WASHINGTON D.C. – July 29, 2015 – (RealEstateRama) — During consideration of a broad bipartisan energy bill in the Senate Energy and Natural Resources Committee today, U.S. Senator Angus King (I-Maine) advocated for an amendment that would move America’s electricity system into the 21st century by promoting individual energy independence and bolstering national security. The amendment, which mirrors the Free Market Energy Act of 2015, which Senator King introduced earlier this year would also encourage innovation in cutting-edge energy technologies and help create jobs.

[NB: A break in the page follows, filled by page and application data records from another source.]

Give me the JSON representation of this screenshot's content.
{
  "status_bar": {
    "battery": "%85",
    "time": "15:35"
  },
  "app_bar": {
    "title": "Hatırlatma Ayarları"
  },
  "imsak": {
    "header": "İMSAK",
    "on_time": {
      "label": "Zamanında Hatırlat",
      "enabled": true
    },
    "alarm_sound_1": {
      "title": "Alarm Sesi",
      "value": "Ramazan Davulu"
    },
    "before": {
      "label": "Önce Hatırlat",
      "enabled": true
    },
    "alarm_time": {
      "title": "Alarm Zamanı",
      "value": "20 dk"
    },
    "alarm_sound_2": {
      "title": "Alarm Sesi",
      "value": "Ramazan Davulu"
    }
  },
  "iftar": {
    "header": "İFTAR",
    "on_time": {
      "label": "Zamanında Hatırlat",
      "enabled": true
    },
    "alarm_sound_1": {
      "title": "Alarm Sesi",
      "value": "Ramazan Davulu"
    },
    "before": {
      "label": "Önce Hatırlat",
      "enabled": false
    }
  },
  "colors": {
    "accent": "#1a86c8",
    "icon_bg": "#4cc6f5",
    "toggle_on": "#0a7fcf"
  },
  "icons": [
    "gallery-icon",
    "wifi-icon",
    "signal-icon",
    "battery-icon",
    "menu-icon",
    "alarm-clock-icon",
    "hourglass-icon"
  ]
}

“The principal problem with our electrical system today is that it’s wildly inefficient in the sense that it is built for the hottest day and the highest demand, whereas we rarely achieve that. It’s like a church that’s built to hold all the parishioners on Christmas and Easter, but on an off Sunday in March, there aren’t that many people and yet you’ve got all that excess capacity in the pews,” Senator King said. “[…] My amendment would basically allow consumers to interconnect at a reasonable price without disruption to the grid, and the goal would be to […] save substantially in energy costs, capacity costs, transmission costs, and infrastructure. To the extent we can flatten this curve, we will save our citizens billions of dollars and make the grid more resilient and self-healing from a national security point of view.”
America’s energy grid has remained relatively unchanged over the past 100 years, but, today, innovative technologies are beginning to fundamentally transform the way electricity is generated and delivered. The amendment discussed by Senator King would support the development of those advanced energy assets, known as distributed energy resources (DER).The amendment, which Senator King will introduce during debate on the Senate floor, is similar to his Free Market Energy Act. The legislation would establish a set of parameters for the governance of DERs – such as solar, wind, and storage technologies – and retain the authority of each state to design its own set of rules within those parameters to properly reflect the state’s needs. Importantly, the parameters would protect the right of consumers to connect their distributed resources to the grid for a reasonable price while also ensuring that grid owners and operators receive proper compensation through a more sophisticated electricity rate design that would maximize the potential of distributed energy resources in relation to the grid. As these DERs are deployed at the edge of the grid, they are helping to create a more secure, resilient, and independent electricity system.